Paging Doctor Weed.  The best information about the impact of marijuana legalization on alcohol sales comes from studies of medical marijuana legalization.  Medical marijuana has been legalized for longer and in more states than recreational marijuana.  Some would say that medical marijuana is a poor proxy for recreational marijuana because medical marijuana is only used to combat disease and therefore is not a substitute for booze.  Yeah, right.  A university study using retail scanner data from 2006 – 2015 found that alcohol sales fell 15% in jurisdictions that legalized medical marijuana.  For the sake of emphasis – this was a study of legal medical marijuana on alcohol sales, not legalized recreational use of marijuana.

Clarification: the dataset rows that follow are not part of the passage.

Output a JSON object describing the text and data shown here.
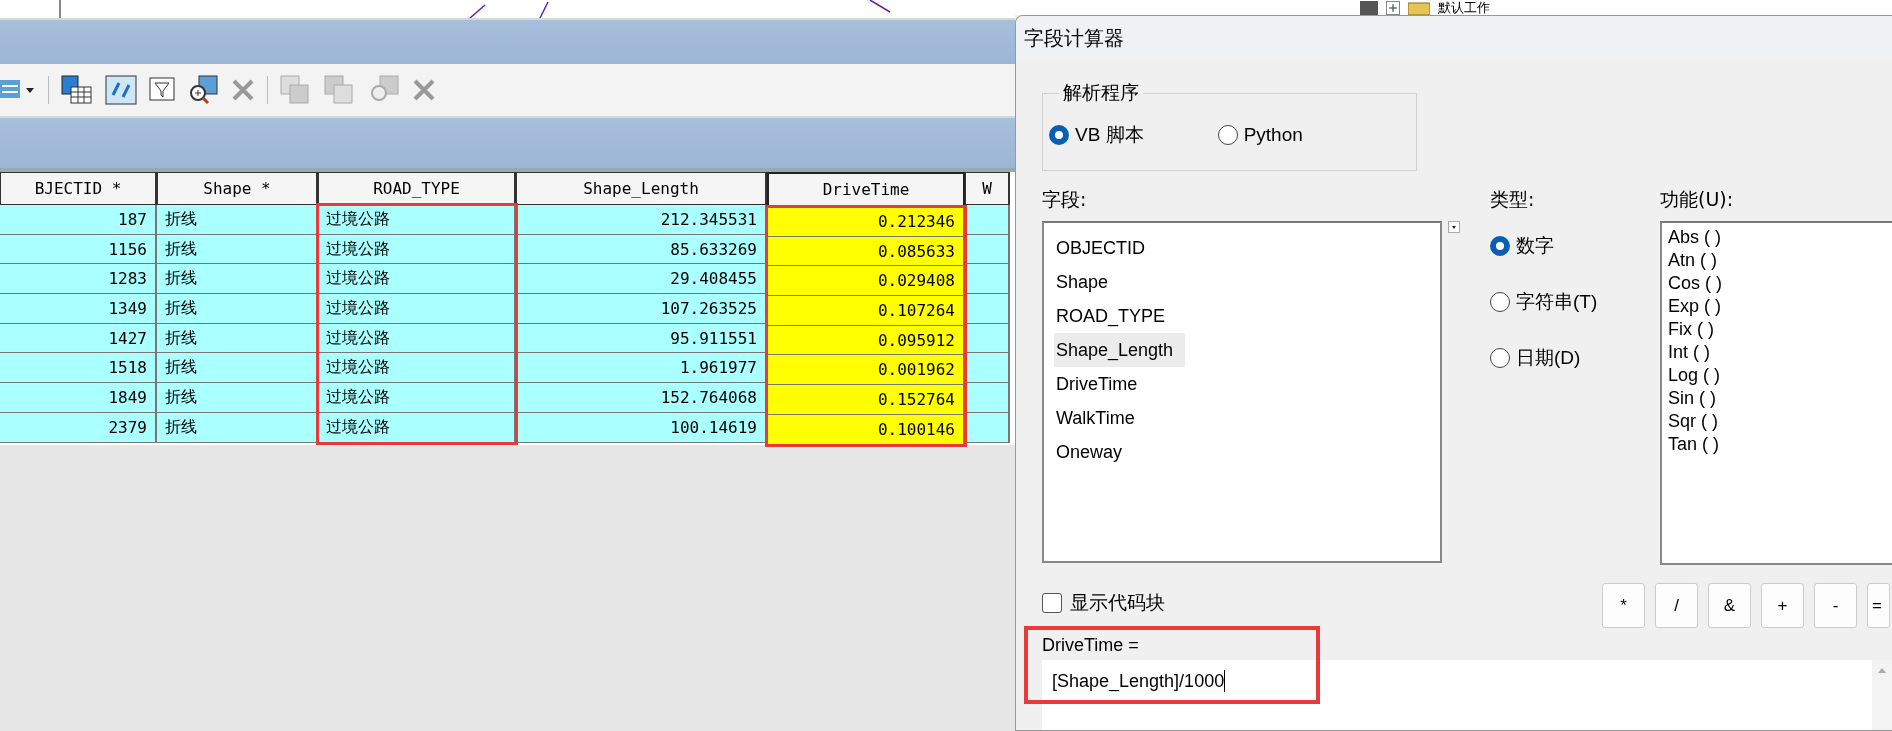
{
  "top_strip": {
    "workspace_label": "默认工作"
  },
  "table": {
    "columns": [
      {
        "label": "BJECTID *",
        "kind": "number",
        "selected": false,
        "highlighted": false
      },
      {
        "label": "Shape *",
        "kind": "text",
        "selected": false,
        "highlighted": false
      },
      {
        "label": "ROAD_TYPE",
        "kind": "text",
        "selected": false,
        "highlighted": true
      },
      {
        "label": "Shape_Length",
        "kind": "number",
        "selected": false,
        "highlighted": false
      },
      {
        "label": "DriveTime",
        "kind": "number",
        "selected": true,
        "highlighted": true
      },
      {
        "label": "W",
        "selected": false,
        "highlighted": false
      }
    ],
    "rows": [
      [
        "187",
        "折线",
        "过境公路",
        "212.345531",
        "0.212346"
      ],
      [
        "1156",
        "折线",
        "过境公路",
        "85.633269",
        "0.085633"
      ],
      [
        "1283",
        "折线",
        "过境公路",
        "29.408455",
        "0.029408"
      ],
      [
        "1349",
        "折线",
        "过境公路",
        "107.263525",
        "0.107264"
      ],
      [
        "1427",
        "折线",
        "过境公路",
        "95.911551",
        "0.095912"
      ],
      [
        "1518",
        "折线",
        "过境公路",
        "1.961977",
        "0.001962"
      ],
      [
        "1849",
        "折线",
        "过境公路",
        "152.764068",
        "0.152764"
      ],
      [
        "2379",
        "折线",
        "过境公路",
        "100.14619",
        "0.100146"
      ]
    ]
  },
  "dialog": {
    "title": "字段计算器",
    "parser": {
      "label": "解析程序",
      "options": [
        {
          "label": "VB 脚本",
          "selected": true
        },
        {
          "label": "Python",
          "selected": false
        }
      ]
    },
    "fields": {
      "label": "字段:",
      "items": [
        {
          "label": "OBJECTID",
          "selected": false
        },
        {
          "label": "Shape",
          "selected": false
        },
        {
          "label": "ROAD_TYPE",
          "selected": false
        },
        {
          "label": "Shape_Length",
          "selected": true
        },
        {
          "label": "DriveTime",
          "selected": false
        },
        {
          "label": "WalkTime",
          "selected": false
        },
        {
          "label": "Oneway",
          "selected": false
        }
      ]
    },
    "type": {
      "label": "类型:",
      "options": [
        {
          "label": "数字",
          "selected": true
        },
        {
          "label": "字符串(T)",
          "selected": false
        },
        {
          "label": "日期(D)",
          "selected": false
        }
      ]
    },
    "functions": {
      "label": "功能(U):",
      "items": [
        "Abs ( )",
        "Atn ( )",
        "Cos ( )",
        "Exp ( )",
        "Fix ( )",
        "Int ( )",
        "Log ( )",
        "Sin ( )",
        "Sqr ( )",
        "Tan ( )"
      ]
    },
    "show_code_block": {
      "label": "显示代码块",
      "checked": false
    },
    "operators": [
      "*",
      "/",
      "&",
      "+",
      "-",
      "="
    ],
    "expression": {
      "label": "DriveTime =",
      "value": "[Shape_Length]/1000",
      "highlighted": true
    }
  }
}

The Oregon Trail.  The relationship between legalized recreational marijuana and liquor sales has been studied in Oregon.  In that state, recreational marijuana use is legal at the state level but localities have the right to ban it in their jurisdictions.  A study comparing Oregon localities that allow marijuana sales vs those that don’t found the growth rate of liquor sales for the “booze only” places was faster than in the “booze and reef” areas.  Early days.  Only one year of data.

Miller Time.  A 10-K disclosure by the Molson-Coors company cites legalized cannabis sales as a potential risk to their business. “Although the ultimate impact is currently unknown, the emergence of legal cannabis in certain U.S. states and Canada may result in a shift of discretionary income away from our products or a change in consumer preferences away from beer. As a result, a shift in consumer preferences away from our products or beer or a decline in the consumption of our products could result in a material adverse effect on our business and financial results.”  Four months after citing the business risks of legalized marijuana Molson-Coors announced they are considering the sale of ganja infused beer in Canada.

Rocky Mountain High.  Earlier this year the Aspen Times reported that Aspen’s legal marijuana dispensaries outsold its liquor stores in 2017.  As far as anyone knows, this is the first time such a shift has happened.  I’ll wager it will be far from the last time.

— Don Rippert